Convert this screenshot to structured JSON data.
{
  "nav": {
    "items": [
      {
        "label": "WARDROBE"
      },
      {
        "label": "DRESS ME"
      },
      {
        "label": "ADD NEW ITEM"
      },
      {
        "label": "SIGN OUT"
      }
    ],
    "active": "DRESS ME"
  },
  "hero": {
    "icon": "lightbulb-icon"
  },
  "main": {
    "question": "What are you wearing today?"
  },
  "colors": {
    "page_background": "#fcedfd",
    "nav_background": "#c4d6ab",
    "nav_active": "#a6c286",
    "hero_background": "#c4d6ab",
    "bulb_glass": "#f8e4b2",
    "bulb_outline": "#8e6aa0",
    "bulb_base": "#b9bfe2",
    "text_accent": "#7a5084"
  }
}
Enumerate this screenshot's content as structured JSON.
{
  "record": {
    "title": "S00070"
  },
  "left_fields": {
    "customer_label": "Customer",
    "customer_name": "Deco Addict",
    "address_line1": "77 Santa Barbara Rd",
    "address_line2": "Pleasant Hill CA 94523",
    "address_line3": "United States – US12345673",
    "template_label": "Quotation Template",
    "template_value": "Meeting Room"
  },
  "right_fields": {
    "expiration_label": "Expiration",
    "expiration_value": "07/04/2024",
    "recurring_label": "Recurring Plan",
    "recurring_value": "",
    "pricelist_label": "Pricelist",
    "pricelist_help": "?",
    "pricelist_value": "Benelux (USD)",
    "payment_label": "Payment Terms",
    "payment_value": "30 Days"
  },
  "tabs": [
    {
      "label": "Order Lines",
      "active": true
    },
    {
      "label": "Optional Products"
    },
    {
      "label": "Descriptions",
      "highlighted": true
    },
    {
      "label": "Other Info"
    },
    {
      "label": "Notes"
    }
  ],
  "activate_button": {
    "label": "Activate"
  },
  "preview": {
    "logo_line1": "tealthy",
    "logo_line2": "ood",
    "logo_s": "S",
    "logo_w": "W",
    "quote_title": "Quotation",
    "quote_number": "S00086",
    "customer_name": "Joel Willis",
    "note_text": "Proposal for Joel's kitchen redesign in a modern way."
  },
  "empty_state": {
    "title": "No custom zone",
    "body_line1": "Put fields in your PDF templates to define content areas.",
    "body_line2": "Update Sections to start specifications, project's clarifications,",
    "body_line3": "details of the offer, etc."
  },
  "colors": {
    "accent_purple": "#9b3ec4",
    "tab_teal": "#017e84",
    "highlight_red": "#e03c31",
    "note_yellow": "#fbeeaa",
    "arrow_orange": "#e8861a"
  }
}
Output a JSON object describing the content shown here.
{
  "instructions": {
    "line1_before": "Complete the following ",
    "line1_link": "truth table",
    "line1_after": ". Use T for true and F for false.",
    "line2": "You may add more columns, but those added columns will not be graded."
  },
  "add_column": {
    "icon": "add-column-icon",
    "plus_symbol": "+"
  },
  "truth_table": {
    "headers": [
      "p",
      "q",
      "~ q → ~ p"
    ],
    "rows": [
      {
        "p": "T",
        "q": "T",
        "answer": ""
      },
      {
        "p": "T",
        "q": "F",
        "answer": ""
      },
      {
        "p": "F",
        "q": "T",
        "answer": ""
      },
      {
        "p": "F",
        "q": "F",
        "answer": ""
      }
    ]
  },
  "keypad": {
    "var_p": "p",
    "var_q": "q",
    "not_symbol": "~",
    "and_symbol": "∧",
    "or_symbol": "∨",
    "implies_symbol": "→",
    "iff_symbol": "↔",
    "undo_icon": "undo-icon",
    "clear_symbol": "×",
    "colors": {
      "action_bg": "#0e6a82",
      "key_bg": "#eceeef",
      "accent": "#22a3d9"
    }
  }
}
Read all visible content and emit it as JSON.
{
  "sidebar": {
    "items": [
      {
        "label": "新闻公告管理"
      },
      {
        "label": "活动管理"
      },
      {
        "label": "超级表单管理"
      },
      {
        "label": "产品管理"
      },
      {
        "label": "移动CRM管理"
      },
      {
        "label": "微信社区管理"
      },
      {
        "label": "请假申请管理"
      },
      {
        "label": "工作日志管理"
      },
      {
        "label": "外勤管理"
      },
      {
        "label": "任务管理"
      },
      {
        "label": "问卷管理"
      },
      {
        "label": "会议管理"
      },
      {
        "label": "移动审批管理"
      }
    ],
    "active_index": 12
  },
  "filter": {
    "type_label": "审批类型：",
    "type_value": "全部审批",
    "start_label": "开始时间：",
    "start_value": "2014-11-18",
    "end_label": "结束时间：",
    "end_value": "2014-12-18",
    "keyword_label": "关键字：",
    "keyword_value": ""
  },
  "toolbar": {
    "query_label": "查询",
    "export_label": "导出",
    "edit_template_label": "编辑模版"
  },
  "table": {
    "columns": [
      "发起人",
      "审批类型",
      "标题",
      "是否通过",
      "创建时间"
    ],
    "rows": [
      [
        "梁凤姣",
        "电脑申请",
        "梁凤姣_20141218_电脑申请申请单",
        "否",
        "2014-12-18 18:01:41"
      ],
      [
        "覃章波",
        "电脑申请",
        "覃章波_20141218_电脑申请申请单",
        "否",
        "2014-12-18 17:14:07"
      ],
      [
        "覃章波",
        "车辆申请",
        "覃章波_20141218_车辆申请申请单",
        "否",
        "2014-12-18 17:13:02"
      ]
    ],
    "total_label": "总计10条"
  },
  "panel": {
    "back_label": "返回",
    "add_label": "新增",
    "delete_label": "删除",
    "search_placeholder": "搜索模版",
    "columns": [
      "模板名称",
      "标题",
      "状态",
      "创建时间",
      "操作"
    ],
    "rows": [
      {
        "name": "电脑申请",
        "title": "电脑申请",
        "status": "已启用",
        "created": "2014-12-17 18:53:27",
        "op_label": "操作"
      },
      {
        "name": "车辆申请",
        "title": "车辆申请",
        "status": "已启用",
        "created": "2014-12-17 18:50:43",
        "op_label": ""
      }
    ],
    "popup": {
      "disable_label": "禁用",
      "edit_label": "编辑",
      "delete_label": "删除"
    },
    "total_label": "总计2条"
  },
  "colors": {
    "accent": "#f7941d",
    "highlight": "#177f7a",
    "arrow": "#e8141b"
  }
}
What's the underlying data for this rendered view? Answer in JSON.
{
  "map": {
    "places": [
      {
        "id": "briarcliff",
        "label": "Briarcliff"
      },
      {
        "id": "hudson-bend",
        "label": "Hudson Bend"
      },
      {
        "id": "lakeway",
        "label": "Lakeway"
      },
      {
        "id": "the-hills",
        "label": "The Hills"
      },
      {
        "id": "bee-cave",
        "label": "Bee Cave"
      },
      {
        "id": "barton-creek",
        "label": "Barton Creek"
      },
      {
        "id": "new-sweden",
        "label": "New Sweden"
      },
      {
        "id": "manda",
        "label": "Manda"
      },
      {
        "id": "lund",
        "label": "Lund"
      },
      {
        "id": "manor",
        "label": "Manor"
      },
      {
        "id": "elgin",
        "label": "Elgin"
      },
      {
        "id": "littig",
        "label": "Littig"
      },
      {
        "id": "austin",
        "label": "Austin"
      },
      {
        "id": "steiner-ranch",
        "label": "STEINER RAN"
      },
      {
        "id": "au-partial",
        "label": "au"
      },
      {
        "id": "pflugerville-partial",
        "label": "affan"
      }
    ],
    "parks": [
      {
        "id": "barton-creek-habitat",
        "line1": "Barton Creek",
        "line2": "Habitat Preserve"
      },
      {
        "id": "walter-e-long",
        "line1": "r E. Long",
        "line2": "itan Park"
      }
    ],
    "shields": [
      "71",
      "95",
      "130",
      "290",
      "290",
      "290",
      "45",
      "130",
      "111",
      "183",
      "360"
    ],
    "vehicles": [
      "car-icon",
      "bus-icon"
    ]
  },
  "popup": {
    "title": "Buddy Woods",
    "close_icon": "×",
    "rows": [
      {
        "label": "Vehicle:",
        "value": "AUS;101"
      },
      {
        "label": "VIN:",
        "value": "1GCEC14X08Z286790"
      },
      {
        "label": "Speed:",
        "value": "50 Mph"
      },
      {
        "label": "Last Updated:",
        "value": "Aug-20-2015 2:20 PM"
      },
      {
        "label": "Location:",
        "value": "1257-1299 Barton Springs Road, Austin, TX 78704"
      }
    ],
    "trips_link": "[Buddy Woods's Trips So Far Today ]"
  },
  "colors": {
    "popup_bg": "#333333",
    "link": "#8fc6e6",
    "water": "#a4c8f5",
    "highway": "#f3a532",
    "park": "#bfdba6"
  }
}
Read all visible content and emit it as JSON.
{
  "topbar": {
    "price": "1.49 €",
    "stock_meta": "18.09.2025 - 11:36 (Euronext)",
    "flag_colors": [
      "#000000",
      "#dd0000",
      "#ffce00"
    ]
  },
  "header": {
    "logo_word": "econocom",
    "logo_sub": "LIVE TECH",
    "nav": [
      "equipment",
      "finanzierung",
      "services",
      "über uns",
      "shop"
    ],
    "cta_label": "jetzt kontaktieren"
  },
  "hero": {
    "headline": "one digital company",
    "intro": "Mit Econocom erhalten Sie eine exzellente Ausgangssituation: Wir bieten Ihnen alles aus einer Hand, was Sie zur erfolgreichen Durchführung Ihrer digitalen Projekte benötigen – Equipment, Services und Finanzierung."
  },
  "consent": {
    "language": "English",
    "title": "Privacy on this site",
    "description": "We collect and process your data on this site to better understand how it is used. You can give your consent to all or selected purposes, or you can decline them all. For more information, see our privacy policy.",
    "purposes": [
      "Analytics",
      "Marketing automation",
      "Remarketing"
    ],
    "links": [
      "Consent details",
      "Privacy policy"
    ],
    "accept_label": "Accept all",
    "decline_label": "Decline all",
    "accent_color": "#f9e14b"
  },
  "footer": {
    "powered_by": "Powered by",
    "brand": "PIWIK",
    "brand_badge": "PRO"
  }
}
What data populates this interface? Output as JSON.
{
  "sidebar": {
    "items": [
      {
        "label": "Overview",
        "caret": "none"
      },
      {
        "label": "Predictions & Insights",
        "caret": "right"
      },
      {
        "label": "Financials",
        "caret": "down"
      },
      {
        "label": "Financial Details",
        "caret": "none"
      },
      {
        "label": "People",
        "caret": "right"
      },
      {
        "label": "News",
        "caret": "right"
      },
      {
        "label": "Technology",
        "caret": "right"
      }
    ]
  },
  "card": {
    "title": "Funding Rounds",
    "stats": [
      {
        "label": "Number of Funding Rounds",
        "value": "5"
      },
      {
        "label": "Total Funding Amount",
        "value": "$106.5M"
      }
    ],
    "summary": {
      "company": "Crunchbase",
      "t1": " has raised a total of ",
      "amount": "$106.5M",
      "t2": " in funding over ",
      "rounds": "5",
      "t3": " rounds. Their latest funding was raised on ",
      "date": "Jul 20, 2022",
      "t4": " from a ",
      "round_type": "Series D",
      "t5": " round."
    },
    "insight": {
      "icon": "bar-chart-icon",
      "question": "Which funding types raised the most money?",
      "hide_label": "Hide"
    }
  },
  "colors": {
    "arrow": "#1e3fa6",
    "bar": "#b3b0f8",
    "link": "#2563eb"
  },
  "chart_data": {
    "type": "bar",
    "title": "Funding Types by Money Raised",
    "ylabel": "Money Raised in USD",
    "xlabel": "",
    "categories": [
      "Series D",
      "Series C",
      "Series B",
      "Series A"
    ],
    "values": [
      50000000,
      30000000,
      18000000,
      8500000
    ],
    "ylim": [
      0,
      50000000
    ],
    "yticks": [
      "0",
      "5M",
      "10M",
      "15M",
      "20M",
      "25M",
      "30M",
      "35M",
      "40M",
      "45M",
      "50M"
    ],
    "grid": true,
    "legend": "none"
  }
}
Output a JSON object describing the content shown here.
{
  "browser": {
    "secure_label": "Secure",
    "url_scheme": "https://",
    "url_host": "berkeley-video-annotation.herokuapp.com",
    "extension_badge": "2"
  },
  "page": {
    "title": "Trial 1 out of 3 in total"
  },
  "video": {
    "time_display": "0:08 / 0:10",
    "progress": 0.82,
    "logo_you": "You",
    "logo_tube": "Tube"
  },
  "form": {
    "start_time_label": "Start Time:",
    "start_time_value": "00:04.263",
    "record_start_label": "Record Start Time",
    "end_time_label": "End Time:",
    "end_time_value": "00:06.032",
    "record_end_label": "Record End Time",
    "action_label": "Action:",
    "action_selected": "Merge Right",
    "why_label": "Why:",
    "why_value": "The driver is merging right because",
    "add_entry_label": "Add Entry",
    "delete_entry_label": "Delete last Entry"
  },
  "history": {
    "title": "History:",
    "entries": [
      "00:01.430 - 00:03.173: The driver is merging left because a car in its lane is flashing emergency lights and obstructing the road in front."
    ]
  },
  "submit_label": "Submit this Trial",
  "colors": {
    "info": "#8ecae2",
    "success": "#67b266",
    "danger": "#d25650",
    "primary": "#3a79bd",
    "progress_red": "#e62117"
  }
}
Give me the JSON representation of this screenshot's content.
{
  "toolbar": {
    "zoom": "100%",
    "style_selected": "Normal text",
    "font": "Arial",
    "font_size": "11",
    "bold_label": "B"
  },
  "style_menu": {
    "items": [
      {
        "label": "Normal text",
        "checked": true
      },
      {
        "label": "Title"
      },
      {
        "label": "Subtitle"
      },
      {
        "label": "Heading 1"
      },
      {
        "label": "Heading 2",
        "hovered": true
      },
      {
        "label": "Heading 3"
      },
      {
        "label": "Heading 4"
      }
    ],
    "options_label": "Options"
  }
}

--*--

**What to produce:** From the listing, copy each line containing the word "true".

**Answer to this problem:**
      "active": true
      "highlighted": true
    "line1_after": ". Use T for true and F for false.",
    "grid": true,
        "checked": true
        "hovered": true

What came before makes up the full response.